Charlie Morton only made parts of four starts for the Philadelphia Phillies in 2016, but he started to show the form that has made him a star with the Houston Astros. Morton suffered a season-ending hamstring tear on April 23, 2016 against the Milwaukee Brewers. But apparently he had shown so much in his brief time with the Phillies that the coaching staff lobbied to bring him back for a second season.
According to Jon Heyman of FanRag Sports, the Phillies coaching staff gave their input to the front-office in favor of picking up the $9.5 million option that Morton had for 2017, but Matt Klentak's front office ultimately decided to decline it:
The Phillies are much improved. But how much better would they be with Charlie Morton? They had a $9.5 million option on him for 2017, and after polling coaches as to whether they were in favor of keeping him, and the coaches voting to keep him, the Phillies still decided against picking up that option. $9M probably seemed a tad high considering the injury history, but oops.
At the time, I suggested that while the Phillies would likely buy Morton out of his option, it would be wise for them to offer him an incentive-laden contract with a base salary around $6 million. Along with a majority of the league, I underestimated how interested the Houston Astros were in Morton, because the Astros ultimately guaranteed him two years, at an average salary of $7 million per season.
Though many were skeptical of the Jeff Lunhow's decision to give Morton - who, as Heyman mentioned, has quite the injury history - a two-year deal, it's proven to be one of the biggest steals in recent history. In his first season with the Astros, Morton went 14-7 with a 3.62 ERA, a 3.46 FIP and a career-high 3.3 fWAR. When another former Phillie, Ken Giles, struggled in the playoffs, it was Morton who came on to close Game 7 of the World Series.
Morton's breakout in 2017 hasn't proven to be a fluke. In fact, Morton may be pitching even better in 2018. The 34-year-old is 7-1 with a 2.84 ERA and a 1.3 fWAR through his first 12 starts of the season. His performance continues to be overlooked since he's in a rotation with Justin Verlander, Gerrit Cole, Dallas Keuchel and Lance McCullers Jr., but it won't be overlooked by contenders when Morton reaches free-agency again this offseason.
One counter argument that has been made is that the Phillies couldn't have possibly known Morton would see a rather drastic velocity increase upon his arrival to Houston. In 2017, his age-33 season, Morton's fastball average fastball velocity was 96.0 MPH. In 2018, his age-34 season, his average fastball velocity is 97.1 MPH. In 2015, his age-31 season, Morton's average fastball velocity was 92.9 MPH, while pitching for the Pittsburgh Pirates. Prior to 2017, his previous career high had been 94.3 MPH, which came in 2013, his age-29 season.
Morton has seen a pretty incredible velocity spike at a time in his career when many hurlers are starting to lose velocity. But that velocity increase started during his brief time with the Phillies, when his average fastball velocity was 95.4 MPH, a 2.5 MPH increase from the previous season. The league had taken notice then, as Ken Rosenthal of FOX Sports later reported that the Phillies were already receiving 'trade inquiries' on Morton prior to his injury. Remember, he got injured in late April.

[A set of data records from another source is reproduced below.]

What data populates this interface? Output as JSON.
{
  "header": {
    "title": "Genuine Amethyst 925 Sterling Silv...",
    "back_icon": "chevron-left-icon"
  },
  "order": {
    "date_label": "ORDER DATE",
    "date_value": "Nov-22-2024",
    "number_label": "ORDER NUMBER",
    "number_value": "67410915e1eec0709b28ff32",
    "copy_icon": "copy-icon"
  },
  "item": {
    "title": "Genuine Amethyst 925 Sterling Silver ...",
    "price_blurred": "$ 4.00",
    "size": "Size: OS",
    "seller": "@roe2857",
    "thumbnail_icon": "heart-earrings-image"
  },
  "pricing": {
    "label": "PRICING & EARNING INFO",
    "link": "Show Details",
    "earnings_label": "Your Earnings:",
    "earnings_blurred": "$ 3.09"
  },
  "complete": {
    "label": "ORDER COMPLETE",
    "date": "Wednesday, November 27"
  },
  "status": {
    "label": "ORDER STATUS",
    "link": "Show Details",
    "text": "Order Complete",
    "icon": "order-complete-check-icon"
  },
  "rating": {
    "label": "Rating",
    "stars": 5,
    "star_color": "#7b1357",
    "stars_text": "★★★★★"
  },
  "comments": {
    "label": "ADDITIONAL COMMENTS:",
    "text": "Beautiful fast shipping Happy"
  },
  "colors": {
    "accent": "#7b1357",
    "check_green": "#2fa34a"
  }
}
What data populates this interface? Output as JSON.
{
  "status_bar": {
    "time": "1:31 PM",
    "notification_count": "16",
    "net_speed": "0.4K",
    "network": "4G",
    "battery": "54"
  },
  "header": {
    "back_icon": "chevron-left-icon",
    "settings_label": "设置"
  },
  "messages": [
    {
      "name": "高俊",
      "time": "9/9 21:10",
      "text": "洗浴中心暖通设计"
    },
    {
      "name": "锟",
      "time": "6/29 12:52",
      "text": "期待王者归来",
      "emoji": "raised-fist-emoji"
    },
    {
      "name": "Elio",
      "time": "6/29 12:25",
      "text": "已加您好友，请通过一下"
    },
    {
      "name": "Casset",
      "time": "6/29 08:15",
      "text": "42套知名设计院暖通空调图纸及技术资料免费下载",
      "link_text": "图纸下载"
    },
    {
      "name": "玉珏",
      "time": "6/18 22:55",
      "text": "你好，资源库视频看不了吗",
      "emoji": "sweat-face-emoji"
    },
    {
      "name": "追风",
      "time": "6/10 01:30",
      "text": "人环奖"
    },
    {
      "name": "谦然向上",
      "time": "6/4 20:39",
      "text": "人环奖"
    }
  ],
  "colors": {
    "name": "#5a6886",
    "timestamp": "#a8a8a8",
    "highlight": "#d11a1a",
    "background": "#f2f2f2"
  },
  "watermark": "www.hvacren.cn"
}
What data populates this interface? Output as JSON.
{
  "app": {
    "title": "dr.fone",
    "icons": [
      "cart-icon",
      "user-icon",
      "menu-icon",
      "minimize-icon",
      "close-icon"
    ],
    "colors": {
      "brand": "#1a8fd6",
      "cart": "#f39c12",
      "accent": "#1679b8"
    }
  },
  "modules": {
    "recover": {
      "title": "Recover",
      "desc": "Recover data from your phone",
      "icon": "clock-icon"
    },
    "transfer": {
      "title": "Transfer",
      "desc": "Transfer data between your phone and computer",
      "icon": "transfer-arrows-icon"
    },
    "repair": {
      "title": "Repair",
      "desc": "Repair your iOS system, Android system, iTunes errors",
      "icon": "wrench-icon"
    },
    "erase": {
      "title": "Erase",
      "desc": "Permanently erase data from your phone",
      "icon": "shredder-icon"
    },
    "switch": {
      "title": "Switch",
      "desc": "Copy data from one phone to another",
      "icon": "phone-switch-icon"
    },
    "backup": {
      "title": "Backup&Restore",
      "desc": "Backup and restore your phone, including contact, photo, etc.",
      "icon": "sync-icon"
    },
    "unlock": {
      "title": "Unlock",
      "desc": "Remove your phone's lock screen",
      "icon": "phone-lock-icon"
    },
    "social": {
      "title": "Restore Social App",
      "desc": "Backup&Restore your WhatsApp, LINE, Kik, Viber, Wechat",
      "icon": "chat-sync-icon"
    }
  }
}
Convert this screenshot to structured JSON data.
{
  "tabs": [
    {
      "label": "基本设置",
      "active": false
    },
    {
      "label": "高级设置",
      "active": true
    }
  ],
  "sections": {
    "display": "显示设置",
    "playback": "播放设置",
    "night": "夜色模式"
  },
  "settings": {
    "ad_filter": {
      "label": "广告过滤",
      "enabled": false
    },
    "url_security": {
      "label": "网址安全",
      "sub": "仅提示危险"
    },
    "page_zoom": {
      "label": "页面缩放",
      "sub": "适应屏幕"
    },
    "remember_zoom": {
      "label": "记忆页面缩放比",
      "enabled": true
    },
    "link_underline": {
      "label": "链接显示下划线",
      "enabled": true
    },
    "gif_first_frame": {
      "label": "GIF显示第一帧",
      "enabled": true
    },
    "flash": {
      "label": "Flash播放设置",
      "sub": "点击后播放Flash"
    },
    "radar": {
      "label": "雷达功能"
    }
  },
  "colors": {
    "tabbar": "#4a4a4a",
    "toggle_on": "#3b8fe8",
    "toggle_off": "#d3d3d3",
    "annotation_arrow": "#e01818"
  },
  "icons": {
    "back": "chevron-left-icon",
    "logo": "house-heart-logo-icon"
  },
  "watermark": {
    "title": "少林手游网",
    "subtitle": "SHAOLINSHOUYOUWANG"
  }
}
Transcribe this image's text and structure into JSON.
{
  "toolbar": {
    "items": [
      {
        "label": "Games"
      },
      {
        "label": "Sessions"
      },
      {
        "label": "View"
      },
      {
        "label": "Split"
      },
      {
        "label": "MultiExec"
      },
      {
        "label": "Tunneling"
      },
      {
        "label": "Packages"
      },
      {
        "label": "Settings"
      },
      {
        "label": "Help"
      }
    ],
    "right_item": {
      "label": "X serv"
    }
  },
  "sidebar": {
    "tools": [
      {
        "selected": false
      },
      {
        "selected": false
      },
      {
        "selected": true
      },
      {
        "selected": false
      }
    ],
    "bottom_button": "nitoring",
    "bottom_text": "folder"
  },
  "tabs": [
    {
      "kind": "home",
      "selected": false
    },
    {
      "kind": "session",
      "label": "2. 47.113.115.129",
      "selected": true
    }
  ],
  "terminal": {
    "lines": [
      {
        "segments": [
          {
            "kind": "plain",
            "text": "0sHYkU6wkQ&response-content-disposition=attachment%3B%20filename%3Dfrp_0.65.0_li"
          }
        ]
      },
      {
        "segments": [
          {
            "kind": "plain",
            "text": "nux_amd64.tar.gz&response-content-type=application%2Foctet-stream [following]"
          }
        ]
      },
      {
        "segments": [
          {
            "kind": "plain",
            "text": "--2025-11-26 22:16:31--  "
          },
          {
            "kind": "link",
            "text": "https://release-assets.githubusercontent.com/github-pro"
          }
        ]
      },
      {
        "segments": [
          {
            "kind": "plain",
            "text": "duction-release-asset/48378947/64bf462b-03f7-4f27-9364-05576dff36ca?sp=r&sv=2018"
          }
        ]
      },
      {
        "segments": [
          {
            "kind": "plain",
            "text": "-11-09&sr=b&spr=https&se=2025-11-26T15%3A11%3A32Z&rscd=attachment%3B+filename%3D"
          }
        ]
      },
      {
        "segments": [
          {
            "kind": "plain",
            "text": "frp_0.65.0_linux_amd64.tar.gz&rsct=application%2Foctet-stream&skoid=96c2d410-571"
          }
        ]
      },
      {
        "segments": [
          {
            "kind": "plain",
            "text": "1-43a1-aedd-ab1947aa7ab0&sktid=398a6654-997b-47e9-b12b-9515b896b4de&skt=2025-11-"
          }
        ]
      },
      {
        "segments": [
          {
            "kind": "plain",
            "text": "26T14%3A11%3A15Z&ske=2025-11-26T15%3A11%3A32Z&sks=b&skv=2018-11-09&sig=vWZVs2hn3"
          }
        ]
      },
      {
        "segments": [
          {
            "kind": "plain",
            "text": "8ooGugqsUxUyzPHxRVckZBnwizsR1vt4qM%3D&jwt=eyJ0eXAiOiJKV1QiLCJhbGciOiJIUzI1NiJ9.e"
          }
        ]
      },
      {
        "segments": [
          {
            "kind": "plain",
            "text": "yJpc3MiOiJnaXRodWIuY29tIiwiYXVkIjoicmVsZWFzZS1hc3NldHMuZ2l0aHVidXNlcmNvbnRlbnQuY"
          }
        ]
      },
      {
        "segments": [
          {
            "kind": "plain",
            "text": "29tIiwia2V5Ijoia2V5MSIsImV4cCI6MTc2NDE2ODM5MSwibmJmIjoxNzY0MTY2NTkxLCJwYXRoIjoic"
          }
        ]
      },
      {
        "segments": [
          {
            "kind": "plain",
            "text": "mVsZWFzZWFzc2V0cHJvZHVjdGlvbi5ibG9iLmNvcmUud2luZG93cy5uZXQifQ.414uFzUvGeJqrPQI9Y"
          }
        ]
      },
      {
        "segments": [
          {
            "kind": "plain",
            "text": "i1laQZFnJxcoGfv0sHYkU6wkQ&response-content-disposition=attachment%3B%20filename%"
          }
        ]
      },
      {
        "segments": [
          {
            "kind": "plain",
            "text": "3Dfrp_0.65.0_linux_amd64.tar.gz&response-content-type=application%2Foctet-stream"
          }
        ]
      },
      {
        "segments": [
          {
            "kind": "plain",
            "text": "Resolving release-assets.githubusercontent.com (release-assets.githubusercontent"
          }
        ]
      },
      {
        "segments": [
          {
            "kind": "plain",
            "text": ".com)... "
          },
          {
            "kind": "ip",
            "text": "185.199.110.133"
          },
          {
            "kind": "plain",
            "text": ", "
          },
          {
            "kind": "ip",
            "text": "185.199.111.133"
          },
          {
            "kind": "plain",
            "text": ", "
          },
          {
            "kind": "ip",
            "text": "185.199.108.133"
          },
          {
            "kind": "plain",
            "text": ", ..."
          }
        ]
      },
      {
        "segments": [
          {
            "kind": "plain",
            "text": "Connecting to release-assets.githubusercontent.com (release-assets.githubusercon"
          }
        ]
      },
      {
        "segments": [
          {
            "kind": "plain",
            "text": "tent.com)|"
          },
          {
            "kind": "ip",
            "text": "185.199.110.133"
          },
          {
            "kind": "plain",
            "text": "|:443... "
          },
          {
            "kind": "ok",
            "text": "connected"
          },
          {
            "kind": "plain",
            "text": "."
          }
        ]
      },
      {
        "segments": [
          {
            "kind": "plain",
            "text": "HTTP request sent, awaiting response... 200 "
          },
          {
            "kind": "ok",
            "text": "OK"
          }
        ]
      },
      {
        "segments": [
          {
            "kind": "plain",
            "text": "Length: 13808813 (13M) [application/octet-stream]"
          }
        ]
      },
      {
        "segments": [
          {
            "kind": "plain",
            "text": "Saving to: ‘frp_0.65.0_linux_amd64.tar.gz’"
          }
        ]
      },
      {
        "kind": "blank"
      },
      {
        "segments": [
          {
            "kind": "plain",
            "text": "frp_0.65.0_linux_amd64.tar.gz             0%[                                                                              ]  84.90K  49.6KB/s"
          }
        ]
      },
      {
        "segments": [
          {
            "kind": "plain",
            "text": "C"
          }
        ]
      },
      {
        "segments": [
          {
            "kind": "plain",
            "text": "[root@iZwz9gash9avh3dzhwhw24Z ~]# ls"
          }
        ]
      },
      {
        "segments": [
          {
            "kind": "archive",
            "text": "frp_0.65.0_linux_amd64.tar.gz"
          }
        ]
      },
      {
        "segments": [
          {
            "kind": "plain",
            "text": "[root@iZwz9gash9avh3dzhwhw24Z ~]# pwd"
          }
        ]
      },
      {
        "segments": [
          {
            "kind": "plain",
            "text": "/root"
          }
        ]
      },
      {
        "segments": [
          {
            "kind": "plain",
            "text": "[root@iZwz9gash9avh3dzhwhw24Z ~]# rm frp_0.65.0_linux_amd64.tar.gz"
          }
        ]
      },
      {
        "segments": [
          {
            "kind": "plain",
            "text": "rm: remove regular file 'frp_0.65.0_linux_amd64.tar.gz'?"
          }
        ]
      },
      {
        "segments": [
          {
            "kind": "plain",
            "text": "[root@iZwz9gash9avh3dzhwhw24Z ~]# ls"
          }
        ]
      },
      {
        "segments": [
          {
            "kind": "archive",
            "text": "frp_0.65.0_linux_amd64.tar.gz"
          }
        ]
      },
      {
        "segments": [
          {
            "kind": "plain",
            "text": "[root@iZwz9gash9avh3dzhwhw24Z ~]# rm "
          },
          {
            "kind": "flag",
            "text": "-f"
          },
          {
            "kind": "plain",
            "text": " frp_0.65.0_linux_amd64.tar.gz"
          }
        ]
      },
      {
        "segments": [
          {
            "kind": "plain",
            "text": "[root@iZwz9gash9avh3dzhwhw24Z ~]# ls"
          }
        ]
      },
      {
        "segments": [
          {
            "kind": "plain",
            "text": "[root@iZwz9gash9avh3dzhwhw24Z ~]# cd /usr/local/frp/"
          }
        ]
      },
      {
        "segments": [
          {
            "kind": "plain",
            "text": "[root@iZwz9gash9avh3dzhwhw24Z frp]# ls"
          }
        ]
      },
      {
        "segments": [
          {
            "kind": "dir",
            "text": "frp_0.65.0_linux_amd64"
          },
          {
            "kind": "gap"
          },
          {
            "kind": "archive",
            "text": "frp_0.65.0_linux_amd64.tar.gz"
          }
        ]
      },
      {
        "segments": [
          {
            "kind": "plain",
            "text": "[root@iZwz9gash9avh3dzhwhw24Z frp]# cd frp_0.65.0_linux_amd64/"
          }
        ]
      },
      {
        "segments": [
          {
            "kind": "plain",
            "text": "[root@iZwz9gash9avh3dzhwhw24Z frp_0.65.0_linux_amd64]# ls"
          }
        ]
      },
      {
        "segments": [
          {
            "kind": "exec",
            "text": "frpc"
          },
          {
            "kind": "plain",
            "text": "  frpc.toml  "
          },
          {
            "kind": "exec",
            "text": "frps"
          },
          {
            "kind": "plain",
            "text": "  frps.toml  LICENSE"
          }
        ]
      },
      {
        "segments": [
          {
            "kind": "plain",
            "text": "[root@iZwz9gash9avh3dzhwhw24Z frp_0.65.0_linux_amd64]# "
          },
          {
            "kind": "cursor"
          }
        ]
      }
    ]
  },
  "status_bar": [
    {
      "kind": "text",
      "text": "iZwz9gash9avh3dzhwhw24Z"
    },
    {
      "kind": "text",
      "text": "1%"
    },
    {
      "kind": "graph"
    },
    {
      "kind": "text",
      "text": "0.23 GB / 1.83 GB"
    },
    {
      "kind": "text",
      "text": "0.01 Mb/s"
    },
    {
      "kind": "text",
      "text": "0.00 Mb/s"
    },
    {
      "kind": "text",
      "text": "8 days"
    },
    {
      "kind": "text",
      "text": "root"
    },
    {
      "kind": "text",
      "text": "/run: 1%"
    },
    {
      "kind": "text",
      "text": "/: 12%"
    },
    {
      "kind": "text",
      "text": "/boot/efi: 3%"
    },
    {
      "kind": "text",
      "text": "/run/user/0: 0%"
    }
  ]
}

In hindsight, not picking up Morton's option didn't make a ton of sense. Sure, he had an injury history and he would have cost $9.5 million in 2017. But the Phillies had next-to-no major financial commitments and needed another veteran arm in a young rotation. They were in a position where it would have made sense to take a $9.5 million risk on a pitcher that showed signs of having an early 30s breakout the year before. Instead, the Phillies declined Morton's $9.5 million option, traded for Clay Buchholz and paid him $13.5 million to post a 12.27 ERA in 7.1 innings before tearing his flexor tendon. As Twitter users always like to remind us, hindsight is 20/20, but boy would the Phillies like a mulligan on that one.
One debate not worth having is how much better the 2018 Phillies would be with Morton, however. Klentak traded Jeremy Hellickson, Howie Kendrick and Pat Neshek prior to last summer's non-waiver trade deadline. If Morton, a 33-year-old free-agent-to-be (which he would have been if his 2017 option was exercised) was having a career year, the Phillies, on their way to the sport's third worst record, unquestionably would have traded him to a contender.
It is interesting that this story is just now coming out. Pete Mackanin's staff presided over the Phillies for one more season, one in which the team was alarmingly thin on consistent starting pitchers. Mackanin, of course, is no longer the manager. Though he hasn't been heard from since the conclusion of the 2017 season, Mackanin is currently a special assistant to the general manager. His bench coach, Larry Bowa, is now a senior advisor to the general manager. Both of those titles are purposely vague. Bob McClure, who was the pitching coach under Mackanin, is a senior pitching advisor for the Minnesota Twins.